Amanda is the 2016-2017 Jacobson Fellow in Law and Business at New York University School of Law. Amanda graduated with honors from the University of Chicago Law School in 2010, where she was a member of the Law Review, and she received her B.A. from Emory University in 2007.
Prior to joining NYU Law, Amanda worked as a litigation associate at Debevoise & Plimpton LLP. Her practice focused on bankruptcy and restructuring, government investigations, white-collar litigation and regulatory compliance. She additionally represented a wide spectrum of pro bono clients, including an organization of women’s clinics and doctors in Texas; an affirmative asylum applicant from Yemen who was targeted by a terrorist organization; a class of mentally ill prisoners at Riker’s Island; and she filed an amicus brief with the U.S. Supreme Court in Fisher v. University of Texas on behalf of the Brennan Center for Justice at NYU School of Law and the League of Women Voters of the United States in Support of Respondents (August 2012). Amanda also clerked for the Honorable Martin Glenn and the Honorable Michael E. Wiles on the U.S. Bankruptcy Court for the Southern District of New York. Amanda’s research and writing focuses on financial regulation, social enterprise and bankruptcy and restructuring.

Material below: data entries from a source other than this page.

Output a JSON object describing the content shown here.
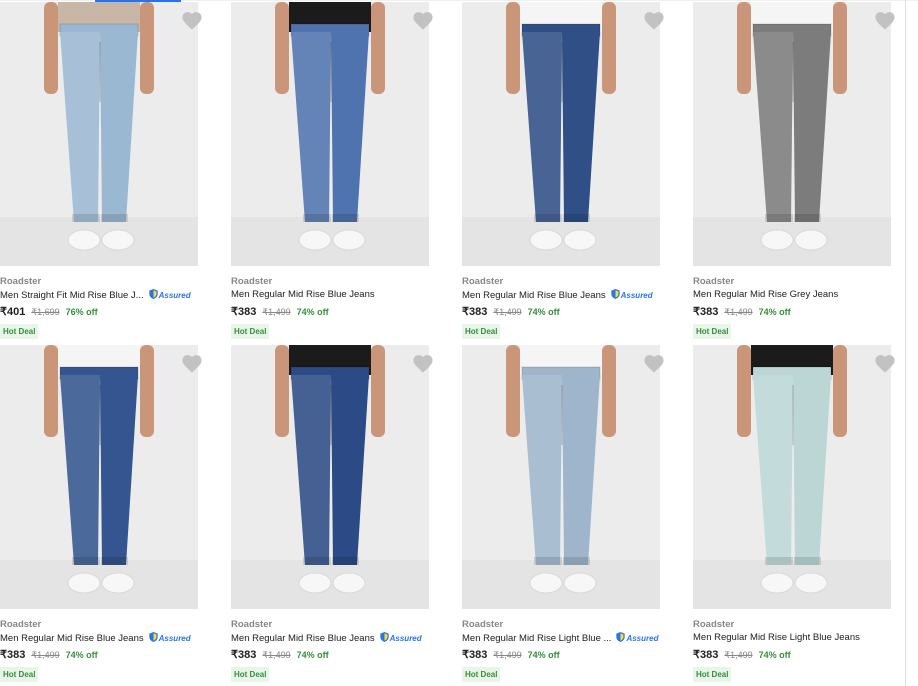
{
  "currency": "₹",
  "products": [
    {
      "brand": "Roadster",
      "title": "Men Straight Fit Mid Rise Blue J...",
      "assured": true,
      "price": "₹401",
      "mrp": "₹1,699",
      "discount": "76% off",
      "deal": "Hot Deal",
      "jeans_color": "#9bb8d3",
      "top_color": "#c8b6a6"
    },
    {
      "brand": "Roadster",
      "title": "Men Regular Mid Rise Blue Jeans",
      "assured": false,
      "price": "₹383",
      "mrp": "₹1,499",
      "discount": "74% off",
      "deal": "Hot Deal",
      "jeans_color": "#4f73ae",
      "top_color": "#1b1b1b"
    },
    {
      "brand": "Roadster",
      "title": "Men Regular Mid Rise Blue Jeans",
      "assured": true,
      "price": "₹383",
      "mrp": "₹1,499",
      "discount": "74% off",
      "deal": "Hot Deal",
      "jeans_color": "#2f4f86",
      "top_color": "#f5f5f5"
    },
    {
      "brand": "Roadster",
      "title": "Men Regular Mid Rise Grey Jeans",
      "assured": false,
      "price": "₹383",
      "mrp": "₹1,499",
      "discount": "74% off",
      "deal": "Hot Deal",
      "jeans_color": "#7c7c7c",
      "top_color": "#f5f5f5"
    },
    {
      "brand": "Roadster",
      "title": "Men Regular Mid Rise Blue Jeans",
      "assured": true,
      "price": "₹383",
      "mrp": "₹1,499",
      "discount": "74% off",
      "deal": "Hot Deal",
      "jeans_color": "#34558f",
      "top_color": "#f5f5f5"
    },
    {
      "brand": "Roadster",
      "title": "Men Regular Mid Rise Blue Jeans",
      "assured": true,
      "price": "₹383",
      "mrp": "₹1,499",
      "discount": "74% off",
      "deal": "Hot Deal",
      "jeans_color": "#2c4a85",
      "top_color": "#1b1b1b"
    },
    {
      "brand": "Roadster",
      "title": "Men Regular Mid Rise Light Blue ...",
      "assured": true,
      "price": "₹383",
      "mrp": "₹1,499",
      "discount": "74% off",
      "deal": "Hot Deal",
      "jeans_color": "#9fb5cc",
      "top_color": "#f5f5f5"
    },
    {
      "brand": "Roadster",
      "title": "Men Regular Mid Rise Light Blue Jeans",
      "assured": false,
      "price": "₹383",
      "mrp": "₹1,499",
      "discount": "74% off",
      "deal": "Hot Deal",
      "jeans_color": "#bcd6d6",
      "top_color": "#1b1b1b"
    }
  ],
  "icons": {
    "wishlist": "heart-icon",
    "assured": "shield-icon"
  },
  "assured_label": "Assured",
  "colors": {
    "accent": "#2874f0",
    "discount": "#388e3c",
    "deal_bg": "#e8f5e9",
    "heart": "#c2c2c2"
  }
}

Court Rules That Due to Misrepresentations by Plaintiffs’ Firms, Garlock’s Settlement History Does Not Accurately Represent Its Actual Asbestos Liability, Pratt’s J. Bankr. Law, co-author (March 2014)
Approaching the Limits of the Bankruptcy Code: Does Surcharging a Debtor’s Exempt Assets Go Too Far?, 76 U. Chi. L. Rev. 1747 (2010)*

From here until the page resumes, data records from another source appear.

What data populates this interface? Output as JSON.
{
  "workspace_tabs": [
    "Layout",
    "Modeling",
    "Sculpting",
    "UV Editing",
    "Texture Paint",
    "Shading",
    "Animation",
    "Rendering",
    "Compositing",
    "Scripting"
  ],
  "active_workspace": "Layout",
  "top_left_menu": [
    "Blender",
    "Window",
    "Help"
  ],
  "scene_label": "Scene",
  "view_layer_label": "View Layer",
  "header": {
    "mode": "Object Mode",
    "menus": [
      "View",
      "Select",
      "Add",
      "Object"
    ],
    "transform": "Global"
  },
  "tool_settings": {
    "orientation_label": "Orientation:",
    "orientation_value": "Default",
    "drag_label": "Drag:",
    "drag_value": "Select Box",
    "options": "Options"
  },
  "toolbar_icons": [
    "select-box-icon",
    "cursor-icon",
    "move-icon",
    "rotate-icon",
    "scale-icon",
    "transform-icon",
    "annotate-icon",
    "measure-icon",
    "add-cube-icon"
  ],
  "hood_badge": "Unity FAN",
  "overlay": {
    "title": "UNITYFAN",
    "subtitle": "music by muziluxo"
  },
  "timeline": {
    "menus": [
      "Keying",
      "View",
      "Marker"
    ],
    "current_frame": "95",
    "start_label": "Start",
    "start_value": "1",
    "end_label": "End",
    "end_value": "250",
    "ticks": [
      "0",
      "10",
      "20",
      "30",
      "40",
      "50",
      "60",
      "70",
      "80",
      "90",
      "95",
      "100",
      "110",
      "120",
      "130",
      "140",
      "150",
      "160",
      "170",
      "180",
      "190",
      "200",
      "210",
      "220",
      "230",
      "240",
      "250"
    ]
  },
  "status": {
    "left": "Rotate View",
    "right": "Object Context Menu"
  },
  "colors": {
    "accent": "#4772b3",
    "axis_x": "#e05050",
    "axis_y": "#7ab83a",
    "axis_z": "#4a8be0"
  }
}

Do Death Trap Provisions Breathe Life into a Chapter 11 Reorganization Plan?, 2 J. App. Econ. 63 (2009)*
*Published under maiden name, Amanda K. Bloch
Emily is the 2016 -2017 Jacobson Fellow in Law and Business at New York University School of Law. From 2014 – 2016 she was a Clinic Fellow and Supervising Attorney in NYU Law’s Business Law Transactions Clinic.

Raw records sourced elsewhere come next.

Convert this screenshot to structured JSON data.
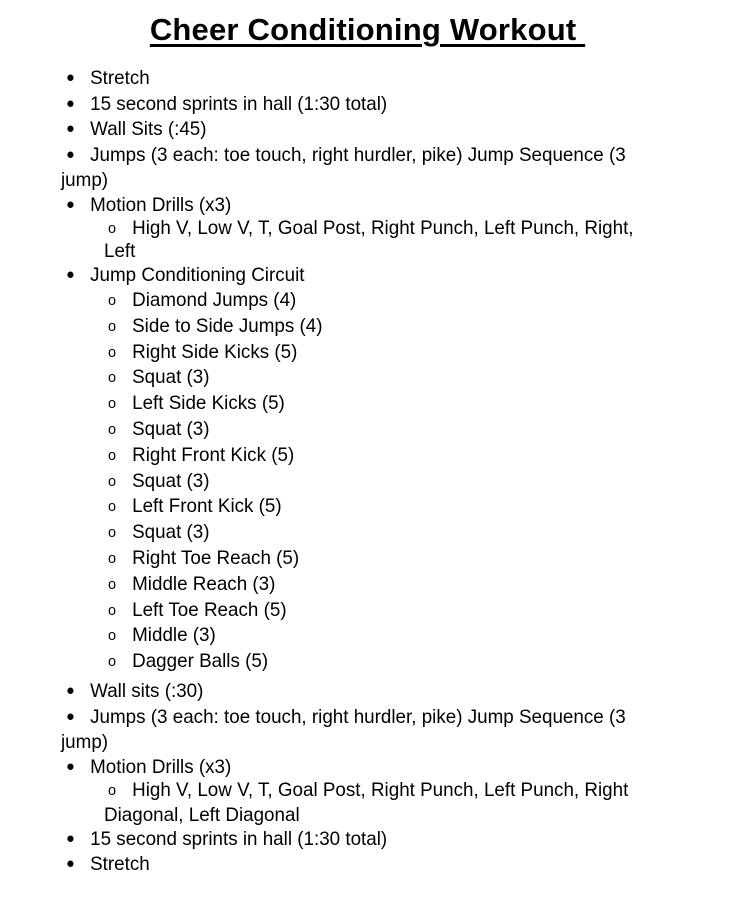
{
  "document": {
    "title": "Cheer Conditioning Workout ",
    "bullet_icons": {
      "level1": "●",
      "level2": "o"
    },
    "items": [
      {
        "text": "Stretch"
      },
      {
        "text": "15 second sprints in hall (1:30 total)"
      },
      {
        "text": "Wall Sits (:45)"
      },
      {
        "text": "Jumps (3 each: toe touch, right hurdler, pike) Jump Sequence (3",
        "continuation": "jump)"
      },
      {
        "text": "Motion Drills (x3)",
        "sub": [
          {
            "text": "High V, Low V, T, Goal Post, Right Punch, Left Punch, Right,",
            "continuation": "Left"
          }
        ]
      },
      {
        "text": "Jump Conditioning Circuit",
        "sub": [
          {
            "text": "Diamond Jumps (4)"
          },
          {
            "text": "Side to Side Jumps (4)"
          },
          {
            "text": "Right Side Kicks (5)"
          },
          {
            "text": "Squat (3)"
          },
          {
            "text": "Left Side Kicks (5)"
          },
          {
            "text": "Squat (3)"
          },
          {
            "text": "Right Front Kick (5)"
          },
          {
            "text": "Squat (3)"
          },
          {
            "text": "Left Front Kick (5)"
          },
          {
            "text": "Squat (3)"
          },
          {
            "text": "Right Toe Reach (5)"
          },
          {
            "text": "Middle Reach (3)"
          },
          {
            "text": "Left Toe Reach (5)"
          },
          {
            "text": "Middle (3)"
          },
          {
            "text": "Dagger Balls (5)"
          }
        ]
      },
      {
        "text": "Wall sits (:30)"
      },
      {
        "text": "Jumps (3 each: toe touch, right hurdler, pike) Jump Sequence (3",
        "continuation": "jump)"
      },
      {
        "text": "Motion Drills (x3)",
        "sub": [
          {
            "text": "High V, Low V, T, Goal Post, Right Punch, Left Punch, Right",
            "continuation": "Diagonal, Left Diagonal"
          }
        ]
      },
      {
        "text": "15 second sprints in hall (1:30 total)"
      },
      {
        "text": "Stretch"
      }
    ]
  }
}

Before joining NYU Law, Emily practiced at Dewey & LeBoeuf and Paul Hastings, where her practice focused on cross-border securities and corporate finance transactions involving Latin American businesses. She served as a C.V. Starr Lecturer at Peking University School of Transactional Law from 2010 – 2011 where she taught several courses on legal research and writing. She is also regularly involved in representing pro bono clients in immigration matters.
Emily holds a B.A. in Economics and a B.A. in Government and Politics, with honors, from the University of Maryland and a J.D. from the University of Chicago Law School. Her current research focuses on how the governance structure of socially driven business affects their pursuit of social goals. Her other research interests include law and economic development, financial regulation and social enterprise.
Benefit Corporations and the Separation of Benefit and Control, Cardozo L. Rev., forthcoming (2018), available at: https://papers.ssrn.com/sol3/papers.cfm?abstract_id=2967448